I no longer live in Vancouver and rarely go there to visit. Housing is too expensive, the city changed after Expo 86, the handback of Hong Kong affected it.
Canada may be accepting more newcomers than Australia, but in all honest, refugees are included in the settlement numbers. Skilled tradesmen and professionals are still needed but can't make it through the hoops and hurdles.
Trudeau loves money and foreign investors. There was a scandal a few years back about him going to dinners with Chinese immigration lawyers in return for donations to the Liberal Party.
Every four years, we get threatened with an American influx. It never happens. Americans don't understand unions, universal healthcare and looking out for the greater good.
re you final para; I would have thought that with all that, plus the anti Trump feeling, than Americans would be desperate to head north.Delete
My partner would have probably emigrated from England to Canada in the 70s if not for the weather. "USA going through difficult times internationally"! Yes, you could say that.ReplyDelete
The weather is certainly still on the side of Oz. I think it makes a huge difference too.Delete
Depends where you are in Oz. I wouldn’t want Darwin weather. Too hot and humid for me. The south is better.Delete
Traveller, no I could not bear weather much north of Sydney.Delete
I saw a hoary marmot in Canada.ReplyDelete
When my children were at junior school here, one of the first words they learnt was the French for Marmot (Marmotte, I think). I never did get to see what they look like; I must make enquiries.Delete
There was once a competition for the best caption/title to get everyone to switch channel on TV and the winner was, 'Canada, Sleeping Giant of the North'.ReplyDelete
I did hear that at a large meeting of publishers in London, they were asked what the worst possible title for a book would be. They all agreed that it would anything containing the word 'Canada'.Delete
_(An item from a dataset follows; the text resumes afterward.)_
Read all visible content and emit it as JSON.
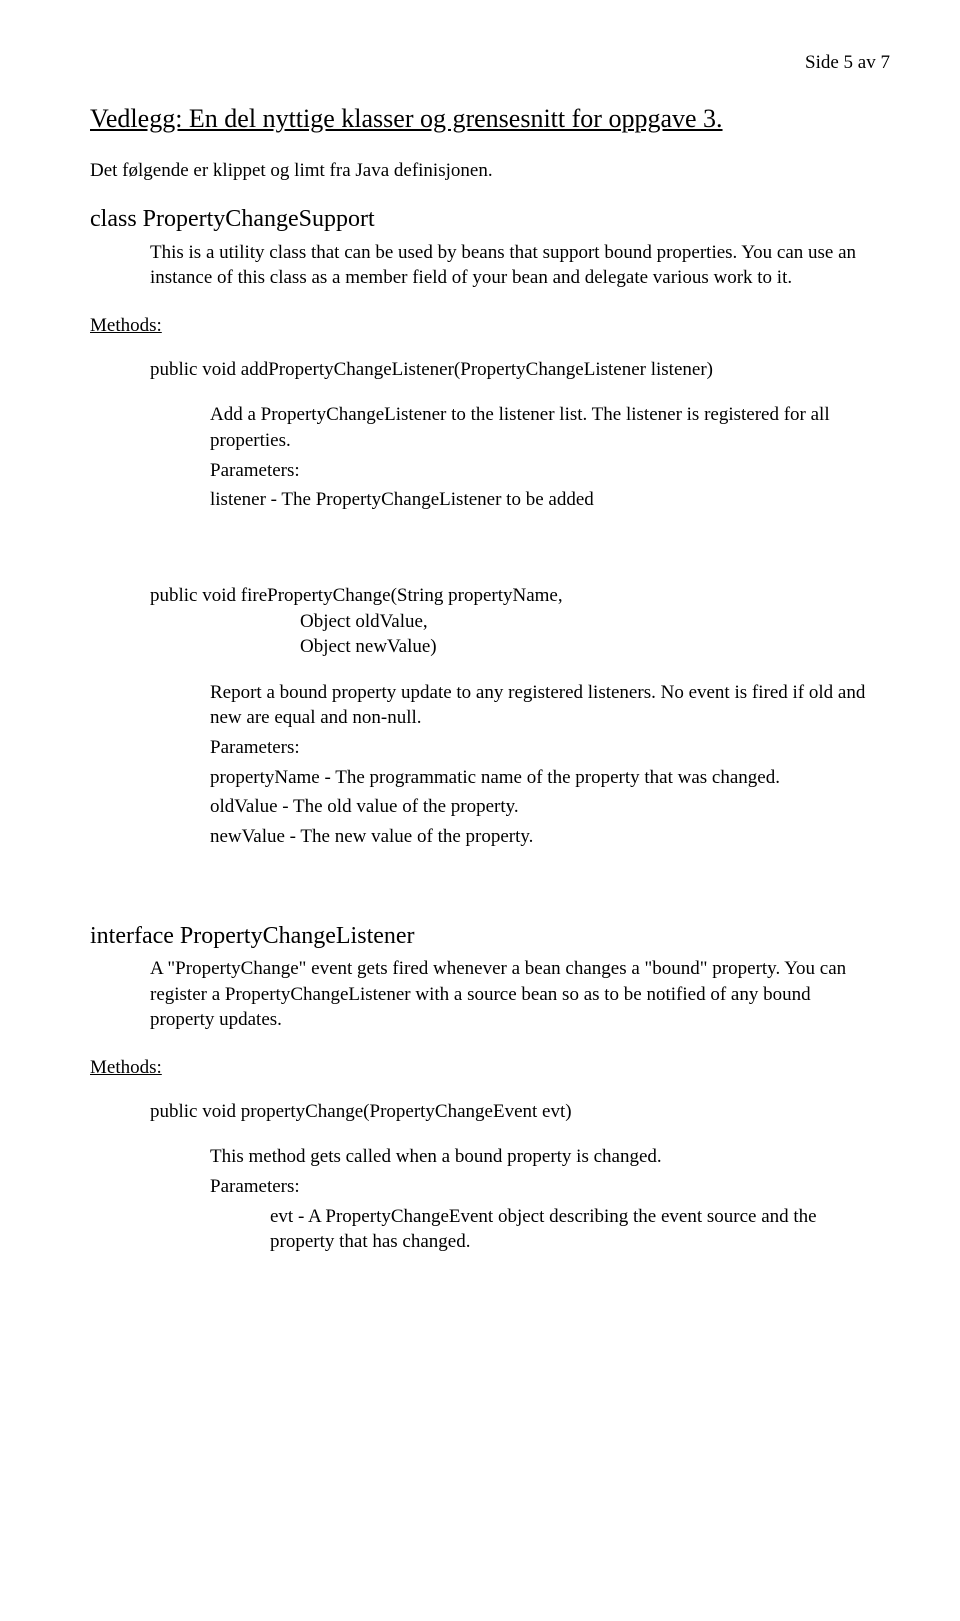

I have two Oxford educated British friends that moved to Canada first then to the US. At the time, they said it was easier to immigrate to Canada and move on to the US. Opportunities in the US are not what they used to be.ReplyDelete
What? Hasn't America become 'Great Again'?Delete
I might be flippant but I do think the Mounties look mighty fine in their uniforms.ReplyDelete
To add to all of the above. I grew up in Canada and returned here so my son could grow up here as well. It is a lovely place for children under 10 but, at least where we are, the secondary education isn't good enough and the drug problems are rampant. I'm also rapidly becoming very bored - almost no-one reads books, certainly not fiction, and I find the political correctness cloying, to understate the case. But it is very, very beautiful, the people are lovely and it's ideal for those who like the outdoor life. I never considered myself an active person until I broke my leg - and likewise I never really considered myself a cultivated person until I moved to rural British Columbia!ReplyDelete
Rural BC has always been a backwater. The smaller the town the stranger it gets.Delete